“We are extremely gratified by the ASGS’s position statement on confocal laser endomicroscopy. Combined with the American Gastroenterological Association’s 2015 white paper which deemed the use of confocal laser endomicroscopy to be appropriate for trained physicians as an alternative to random biopsies, we now have two important clinical endorsements for the use of Cellvizio in the treatment of GERD and Barrett’s esophagus,” Sacha Loiseau, PhD, founder and CEO of Mauna Kea Technologies, said in the press release. “We are confident this additional position statement will be a catalyst for accelerated utilization of Cellvizio in U.S. anti-reflux centers and hospitals, an application which has already proven to be very dynamic.”

A Cellvizio system was recently placed at the Florida Hospital Center for Interventional Endoscopy (CIE), the highest volume interventional endoscopy unit in the U.S., according to a separate press release from the manufacturer.

The center’s international recognition represents “a significant opportunity to drive increased awareness” of Cellvizio in clinical and research communities. Last year, the CIE performed more than 6,200 complex endoscopic procedures, including more than 2,700 endoscopic ultrasound (EUS) procedures, 831 of which were fine needle aspiration procedures that can often be improved with Cellvizio technology, according to the press release.

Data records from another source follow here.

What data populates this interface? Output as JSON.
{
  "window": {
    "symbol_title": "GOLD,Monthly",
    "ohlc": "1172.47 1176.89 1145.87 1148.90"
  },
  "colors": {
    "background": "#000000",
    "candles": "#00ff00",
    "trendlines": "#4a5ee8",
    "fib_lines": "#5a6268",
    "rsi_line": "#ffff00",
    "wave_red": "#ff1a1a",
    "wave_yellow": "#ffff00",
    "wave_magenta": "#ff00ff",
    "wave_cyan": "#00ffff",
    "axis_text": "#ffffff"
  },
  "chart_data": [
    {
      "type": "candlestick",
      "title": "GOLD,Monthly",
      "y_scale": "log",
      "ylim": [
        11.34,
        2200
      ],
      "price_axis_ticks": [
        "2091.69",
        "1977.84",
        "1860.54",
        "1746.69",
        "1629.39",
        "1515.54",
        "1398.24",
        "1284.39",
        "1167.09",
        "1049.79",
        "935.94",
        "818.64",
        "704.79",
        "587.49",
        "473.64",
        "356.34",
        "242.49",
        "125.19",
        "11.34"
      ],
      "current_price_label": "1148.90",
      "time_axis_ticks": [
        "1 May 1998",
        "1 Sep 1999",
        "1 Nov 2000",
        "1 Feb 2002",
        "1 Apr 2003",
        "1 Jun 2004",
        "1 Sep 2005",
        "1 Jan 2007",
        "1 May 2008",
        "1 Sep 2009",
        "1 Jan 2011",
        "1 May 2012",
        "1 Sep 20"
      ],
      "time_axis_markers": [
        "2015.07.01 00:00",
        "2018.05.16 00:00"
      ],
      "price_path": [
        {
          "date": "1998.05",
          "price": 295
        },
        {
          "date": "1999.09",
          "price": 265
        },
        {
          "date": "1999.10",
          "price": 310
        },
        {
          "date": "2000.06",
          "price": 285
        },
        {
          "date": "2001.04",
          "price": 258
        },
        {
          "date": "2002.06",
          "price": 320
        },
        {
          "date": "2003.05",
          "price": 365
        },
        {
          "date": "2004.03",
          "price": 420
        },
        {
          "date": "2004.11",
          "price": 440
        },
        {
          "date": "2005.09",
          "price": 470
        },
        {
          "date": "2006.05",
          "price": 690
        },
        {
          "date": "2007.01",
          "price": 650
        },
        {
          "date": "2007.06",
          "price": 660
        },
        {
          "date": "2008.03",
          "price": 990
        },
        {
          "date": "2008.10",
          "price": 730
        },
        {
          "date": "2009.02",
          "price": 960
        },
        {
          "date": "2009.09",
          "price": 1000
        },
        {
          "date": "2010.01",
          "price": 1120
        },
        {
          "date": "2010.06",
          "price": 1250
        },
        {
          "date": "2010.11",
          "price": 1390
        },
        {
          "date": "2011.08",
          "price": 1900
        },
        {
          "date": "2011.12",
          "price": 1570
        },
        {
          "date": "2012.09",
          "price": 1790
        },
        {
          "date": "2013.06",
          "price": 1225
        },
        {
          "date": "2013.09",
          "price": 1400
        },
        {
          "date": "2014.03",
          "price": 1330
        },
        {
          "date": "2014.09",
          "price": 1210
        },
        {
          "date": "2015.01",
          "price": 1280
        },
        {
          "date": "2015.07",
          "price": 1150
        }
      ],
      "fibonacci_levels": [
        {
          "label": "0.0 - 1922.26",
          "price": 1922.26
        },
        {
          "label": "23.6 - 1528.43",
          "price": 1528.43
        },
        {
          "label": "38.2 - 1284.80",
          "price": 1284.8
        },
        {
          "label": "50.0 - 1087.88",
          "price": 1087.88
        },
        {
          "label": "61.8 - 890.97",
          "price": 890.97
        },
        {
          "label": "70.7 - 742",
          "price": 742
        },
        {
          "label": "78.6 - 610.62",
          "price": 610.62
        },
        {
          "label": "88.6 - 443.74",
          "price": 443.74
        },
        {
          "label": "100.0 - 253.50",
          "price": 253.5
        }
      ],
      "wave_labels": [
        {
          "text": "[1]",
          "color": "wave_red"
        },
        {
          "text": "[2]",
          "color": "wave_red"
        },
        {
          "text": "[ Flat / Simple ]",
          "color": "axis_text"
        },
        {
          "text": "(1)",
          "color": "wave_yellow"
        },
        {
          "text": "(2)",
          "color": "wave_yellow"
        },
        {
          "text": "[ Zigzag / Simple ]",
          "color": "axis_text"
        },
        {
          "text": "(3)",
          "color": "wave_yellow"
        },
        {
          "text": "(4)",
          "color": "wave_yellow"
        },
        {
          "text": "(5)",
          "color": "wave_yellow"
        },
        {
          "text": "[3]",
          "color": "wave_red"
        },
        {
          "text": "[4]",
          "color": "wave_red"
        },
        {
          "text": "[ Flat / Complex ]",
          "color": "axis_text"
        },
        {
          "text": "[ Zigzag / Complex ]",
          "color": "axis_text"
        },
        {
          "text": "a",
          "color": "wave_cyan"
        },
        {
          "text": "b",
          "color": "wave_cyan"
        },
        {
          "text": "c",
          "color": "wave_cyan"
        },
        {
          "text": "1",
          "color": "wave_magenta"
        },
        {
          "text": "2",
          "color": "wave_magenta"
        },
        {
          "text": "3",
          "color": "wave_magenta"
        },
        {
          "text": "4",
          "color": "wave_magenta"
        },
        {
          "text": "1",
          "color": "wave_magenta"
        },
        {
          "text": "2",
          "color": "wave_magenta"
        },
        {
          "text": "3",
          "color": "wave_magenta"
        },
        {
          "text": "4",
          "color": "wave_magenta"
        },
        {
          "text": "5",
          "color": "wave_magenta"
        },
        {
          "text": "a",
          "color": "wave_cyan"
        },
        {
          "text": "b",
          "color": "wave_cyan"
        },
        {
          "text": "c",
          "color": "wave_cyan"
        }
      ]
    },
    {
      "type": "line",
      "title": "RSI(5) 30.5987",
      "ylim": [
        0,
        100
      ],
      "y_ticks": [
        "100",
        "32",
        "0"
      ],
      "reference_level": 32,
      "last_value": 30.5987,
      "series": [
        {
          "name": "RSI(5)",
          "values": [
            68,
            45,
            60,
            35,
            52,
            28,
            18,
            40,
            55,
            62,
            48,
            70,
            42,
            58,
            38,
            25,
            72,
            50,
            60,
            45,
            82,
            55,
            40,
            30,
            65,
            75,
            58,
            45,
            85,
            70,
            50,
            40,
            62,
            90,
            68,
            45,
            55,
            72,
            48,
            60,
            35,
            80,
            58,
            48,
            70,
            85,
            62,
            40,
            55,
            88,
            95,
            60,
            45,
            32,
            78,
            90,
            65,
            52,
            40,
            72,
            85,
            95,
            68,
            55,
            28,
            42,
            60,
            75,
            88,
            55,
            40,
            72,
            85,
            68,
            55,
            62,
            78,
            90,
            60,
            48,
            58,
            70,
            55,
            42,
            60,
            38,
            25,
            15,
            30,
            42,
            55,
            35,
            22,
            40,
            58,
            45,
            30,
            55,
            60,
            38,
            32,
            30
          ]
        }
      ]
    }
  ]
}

“The Florida Hospital Center for Interventional Endoscopy (CIE) has adopted Cellvizio so that patients can be evaluated using cutting-edge diagnostic technology,” Shyam Varadarajulu, MD, medical director at CIE, said in the press release. “Cellvizio will help expand CIE’s advanced imaging portfolio and facilitate better management of patients. A major mission of CIE is to conduct high quality clinical trials and we hope that Cellvizio will be instrumental in providing answers to diagnostic dilemma in the evaluation of pancreatic cysts and indeterminate biliary strictures.”

The CIE will feature the Cellvizio system at its 4th annual Orlando Live EUS symposium September 7-9, according to the press release.

Disclosures: Loiseau is employed by Mauna Kea Technologies. Healio Gastroenterology was unable to confirm Buckley’s and Varadarajulu’s relevant financial disclosures.